PM: Is a particular story that you would like to share (about you or another person within the Islamic Latino community)?
Juan Galvan: Benjamin Perez lived from 1933 until 2009. Much of Benjamin’s life was dedicated to connecting Latino and Native Americans to Islam. He traveled the country, lecturing to English and Spanish-speaking audiences, and focused much of his energy on interfaith dialogue. He had an innate talent to move with ease within a variety of multi-cultural, multi-lingual, and multi-denominational settings. Benjamin has spoken at various national Islamic conventions and has written several articles published in prominent Islamic journals. Benjamin was very active in the California prison system since 1963. He has lectured in eleven major California prisons and received seven awards. Benjamin traveled to all the significant Native American reservations in California. First drawn to the Nation of Islam (NOI) in 1957, Benjamin eventually left the NOI after questioning its teachings and converted to mainstream Sunni Islam. Benjamin was a great Muslim pioneer who over the course of several decades touched the lives of countless people.

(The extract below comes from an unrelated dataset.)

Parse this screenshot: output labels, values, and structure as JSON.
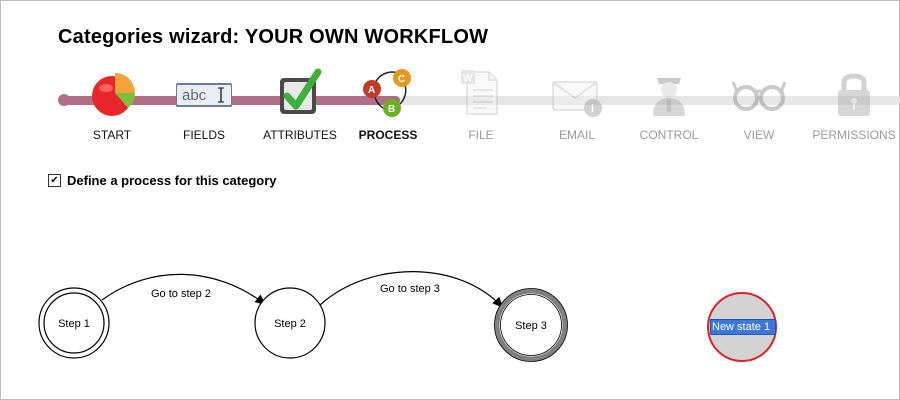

PM: Tell us about your past successes?
Juan Galvan: My successes are mentioned in my biography. I’ve received positive recognition from Muslim organizations I admire and their leaders so I must be doing something right. It’s an honor to work with many great people. Of all my successes, I am most proud of the Latino Muslim Survey report. It has always been my goal to present relevant, up to date information about the Latino Muslim community.
PM: You’ve authored a book about Latino Muslims, can you share more about this?
Juan Galvan: I’m the editor of the book. It’s an anthology of Latino Muslim conversion stories. There are 51 conversion stories. My book has gotten some good reviews. The project began in 2001! There were a lot of ups and downs, but alhamdulila, it was completed.
I self-published the book. Doing so has given me the ability to set my own price and there are other benefits, too. I can personally offer bulk discounts. The book’s website is Latinomuslims.net. One of my goals is to assist others with self-publishing. I know the process from my experience and I know many people have a great story to share.
PM: Are there any projects or events that our listeners and readers can be involved with today? How can our listeners learn more? How can they support you? Closing comments?
You may be interested in learning more about or including some information about the Latino Muslim Survey report.